In Chapter 4 I introduce and explain the numerical techniques and codes used throughout this dissertation, specifically the STARS and MESA Henyey-style one-dimensional stellar evolution codes. I also explain the modifications made to the codes in question to model the exotic objects I study.

In Chapter 5 I present a novel series of solutions for envelopes of TŻOs which, while qualitatively similar to those of the canonical TŻO models that I discussed in Chapter 2, differ in a few key ways. The solutions resemble the canonical supergiant-like solutions, dominated by nuclear burning, even for masses that admit a giant-like solution, dominated by accretion on to the neutron core, in these earlier models. I have investigated the thermodynamic consistency of these models and how robust the qualitative structure of the solutions is to changing accretion rates and other boundary conditions. I found that our use of revised, updated tables of thermal neutrino loss rates compared those used in the canonical work serves to explain the majority of the structural differences between our models. I also present a series of hybrid-AGB models, in which the core exists in a state between that of a neutron star and a white dwarf, and is modelled in full. Anomalous surface chemical abundances in these models indicate a method by which TŻOs could be identified observationally.
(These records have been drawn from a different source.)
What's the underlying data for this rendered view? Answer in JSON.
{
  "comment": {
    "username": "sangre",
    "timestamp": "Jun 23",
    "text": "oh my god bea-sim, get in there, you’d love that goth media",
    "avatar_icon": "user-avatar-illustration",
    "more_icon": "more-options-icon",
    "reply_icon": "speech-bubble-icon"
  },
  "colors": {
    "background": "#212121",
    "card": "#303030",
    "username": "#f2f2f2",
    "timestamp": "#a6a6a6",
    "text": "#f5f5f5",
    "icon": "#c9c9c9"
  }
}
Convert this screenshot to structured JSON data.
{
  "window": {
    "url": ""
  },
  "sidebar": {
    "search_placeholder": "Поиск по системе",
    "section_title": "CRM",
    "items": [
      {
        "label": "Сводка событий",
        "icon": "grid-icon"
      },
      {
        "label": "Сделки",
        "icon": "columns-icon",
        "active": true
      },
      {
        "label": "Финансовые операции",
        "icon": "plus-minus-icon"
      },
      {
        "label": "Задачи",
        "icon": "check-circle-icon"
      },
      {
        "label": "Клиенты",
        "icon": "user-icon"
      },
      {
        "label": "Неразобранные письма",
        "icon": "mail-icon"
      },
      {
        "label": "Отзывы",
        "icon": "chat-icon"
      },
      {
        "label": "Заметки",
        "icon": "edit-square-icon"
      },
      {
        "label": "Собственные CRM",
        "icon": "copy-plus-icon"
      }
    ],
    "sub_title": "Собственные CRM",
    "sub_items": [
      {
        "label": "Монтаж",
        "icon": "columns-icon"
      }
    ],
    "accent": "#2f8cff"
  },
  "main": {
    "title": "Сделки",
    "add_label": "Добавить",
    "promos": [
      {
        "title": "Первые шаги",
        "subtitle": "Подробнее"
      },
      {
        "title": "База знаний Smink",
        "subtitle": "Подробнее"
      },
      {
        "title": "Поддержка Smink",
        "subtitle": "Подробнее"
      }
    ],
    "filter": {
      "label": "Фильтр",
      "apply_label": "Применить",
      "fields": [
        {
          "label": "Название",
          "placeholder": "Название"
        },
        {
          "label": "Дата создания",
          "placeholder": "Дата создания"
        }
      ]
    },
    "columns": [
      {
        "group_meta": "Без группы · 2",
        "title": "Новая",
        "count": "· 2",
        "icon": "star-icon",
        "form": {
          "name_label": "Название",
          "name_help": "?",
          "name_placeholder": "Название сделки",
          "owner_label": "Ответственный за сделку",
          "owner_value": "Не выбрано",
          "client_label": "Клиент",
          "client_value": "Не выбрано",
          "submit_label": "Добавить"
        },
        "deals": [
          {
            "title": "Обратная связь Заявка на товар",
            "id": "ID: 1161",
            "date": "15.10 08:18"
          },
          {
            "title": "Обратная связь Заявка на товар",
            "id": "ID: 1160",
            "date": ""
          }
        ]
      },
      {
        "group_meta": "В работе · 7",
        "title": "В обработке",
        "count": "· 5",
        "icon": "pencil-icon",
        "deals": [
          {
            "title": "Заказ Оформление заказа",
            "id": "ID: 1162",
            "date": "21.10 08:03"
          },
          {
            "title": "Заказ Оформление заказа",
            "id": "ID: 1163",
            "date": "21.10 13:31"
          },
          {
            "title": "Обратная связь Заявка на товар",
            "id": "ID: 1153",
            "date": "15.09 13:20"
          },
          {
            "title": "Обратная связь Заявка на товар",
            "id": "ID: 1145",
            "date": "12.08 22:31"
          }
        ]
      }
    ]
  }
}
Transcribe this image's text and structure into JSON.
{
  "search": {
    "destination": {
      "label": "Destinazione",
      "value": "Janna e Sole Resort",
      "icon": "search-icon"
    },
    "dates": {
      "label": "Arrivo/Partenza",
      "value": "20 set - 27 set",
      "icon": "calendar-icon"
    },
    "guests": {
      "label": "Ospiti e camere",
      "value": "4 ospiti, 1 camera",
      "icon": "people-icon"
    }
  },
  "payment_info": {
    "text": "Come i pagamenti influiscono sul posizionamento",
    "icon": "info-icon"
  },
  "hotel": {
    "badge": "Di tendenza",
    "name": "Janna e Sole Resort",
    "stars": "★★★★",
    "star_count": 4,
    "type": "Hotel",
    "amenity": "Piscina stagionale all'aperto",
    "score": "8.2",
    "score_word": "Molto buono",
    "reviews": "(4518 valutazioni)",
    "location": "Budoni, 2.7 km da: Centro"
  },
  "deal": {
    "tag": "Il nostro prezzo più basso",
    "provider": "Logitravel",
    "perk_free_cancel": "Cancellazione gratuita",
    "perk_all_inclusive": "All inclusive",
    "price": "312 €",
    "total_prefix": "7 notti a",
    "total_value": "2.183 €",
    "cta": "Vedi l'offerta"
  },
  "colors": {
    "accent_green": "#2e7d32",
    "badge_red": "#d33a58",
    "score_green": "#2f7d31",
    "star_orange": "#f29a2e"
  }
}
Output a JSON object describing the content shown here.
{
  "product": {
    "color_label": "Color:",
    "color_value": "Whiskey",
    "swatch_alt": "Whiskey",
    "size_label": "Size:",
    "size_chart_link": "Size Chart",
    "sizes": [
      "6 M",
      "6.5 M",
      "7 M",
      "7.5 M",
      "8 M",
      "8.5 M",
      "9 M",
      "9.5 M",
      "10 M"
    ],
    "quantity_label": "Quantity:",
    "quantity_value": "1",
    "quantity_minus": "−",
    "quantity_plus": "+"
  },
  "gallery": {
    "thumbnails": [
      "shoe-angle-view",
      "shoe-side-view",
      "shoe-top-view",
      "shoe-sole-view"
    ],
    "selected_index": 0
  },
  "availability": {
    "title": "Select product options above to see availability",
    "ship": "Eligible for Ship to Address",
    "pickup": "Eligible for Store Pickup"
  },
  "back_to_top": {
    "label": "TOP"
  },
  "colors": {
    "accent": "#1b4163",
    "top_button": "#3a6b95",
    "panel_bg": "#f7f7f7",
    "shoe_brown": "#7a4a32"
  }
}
In Chapter 6, I investigate the structure and evolution of super-Chandrasekhar mass B-WDs, finding that solutions do exist at masses above the Chandrasekhar mass, given a sufficiently large magnetic field permeating the object. I also present a modified field prescription that addresses an issue regarding non-physical current sheaths in the B-WDs, by means of a saturation radius. This was shown to replicate the previous results and suggests that highly magnetized supermassive white dwarfs could indeed serve as progenitors for overly luminous Type Ia supernovae.

In Chapter 7 I summarize the content of this dissertation, contextualising and expanding upon the results and providing a short review of possible future avenues for related research.





Tout, Christopher
Żytkow, Anna


exotic stars, nuclear astrophysics, numerical modelling, stellar evolution


Doctor of Philosophy (PhD)

Awarding Institution

University of Cambridge
STFC (2277612)
Science and Technology Facilities Council (2277612)